Disagreements between Seminoles and Florida over exclusivity
The 2010 compact’s exclusivity on banked card games expired in 2015. Since the state did not immediately renew it, the Seminole suspended payments to the state.
A highly public battle ensued over the airwaves of Florida television and radio as both sides sought to win over public opinion. Eventually, then-Gov. Rick Scott reached a deal with tribal representatives. However, the new agreement would not be ratified quickly. Eventually the impasse ended and the agreement was restored in 2018 as were tribal payments to the state.
However, less than a year later the agreement once more went awry. In May 2019, Marcellus Osceola Jr., chairman of the Seminole Tribal Council, notified Gov. Ron DeSantis that the tribe would again suspend revenue payments to the state until Florida. The payments would not resume, said Osceola, until Florida stopped other properties such as the commercial pari-mutuels from offering games over which the tribe had exclusivity.
The 2021 Seminole-Florida compact
Given so much strife, it was surprising when it was announced in April 2021 that the tribe and the state had reached an agreement on a new compact with Gov. DeSantis.

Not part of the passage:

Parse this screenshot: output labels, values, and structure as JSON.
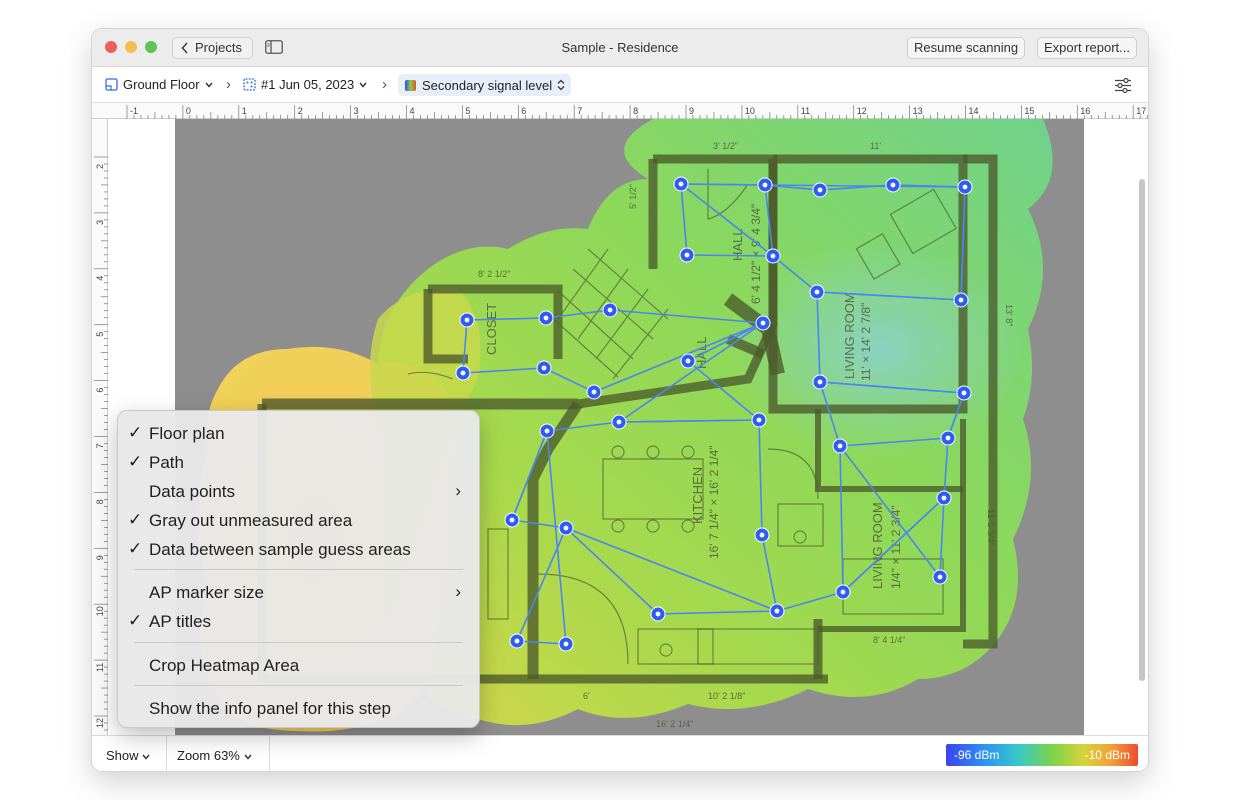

The new 30-year agreement would pave the way for legal sportsbooks in Florida. Additionally, according to the new compact the Seminoles would not only resume their payments to the state, but increase them to at least $500 million a year over the next five years.
As noted above, lawmakers voted to approve the new compact in May 2021. The new agreement allowed the tribe to offer retail sports betting at its properties and to add craps and roulette. The compact additionally allowed the Seminoles to offer statewide mobile wagering on sports, a controversial measure that made it entirely unique among compacts in the US. In August 2021 the US Department of Interior chose not to approve or deny the compact, which meant it was approved by default.
That allowance of statewide mobile sports betting proved particularly meaningful when in Nov. 2021 a federal judge ruled the new compact violated IGRA and vacated it. That ruling meant the tribe and state have reverted to the previous, much-contended compact. Since then, the Seminoles are sending all revenue share payments into an escrow account rather than to the state pending a resolution to the litigation.
What’s to come?
The U.S. Department of the Interior appealed the district court ruling. Like the district court, the Seminole Tribe filed a motion for limited intervention.
Judge Dabney Friedrich, who invalidated that compact, denied the tribe that right during the district court hearing. If the D.C. Court of Appeals grants the tribe limited intervention, the tribe will cite its sovereignty as a tribal nation to get the case thrown out of court.
Briefs were filed with the appellate court from August-November of 2022. The court heard oral arguments for Dec. 14 and a decision is expected sometime in mid-2023. Regardless of the outcome, we expect the case to be appealed at least one more time. Some believe the case will be taken all the way to the Supreme Court.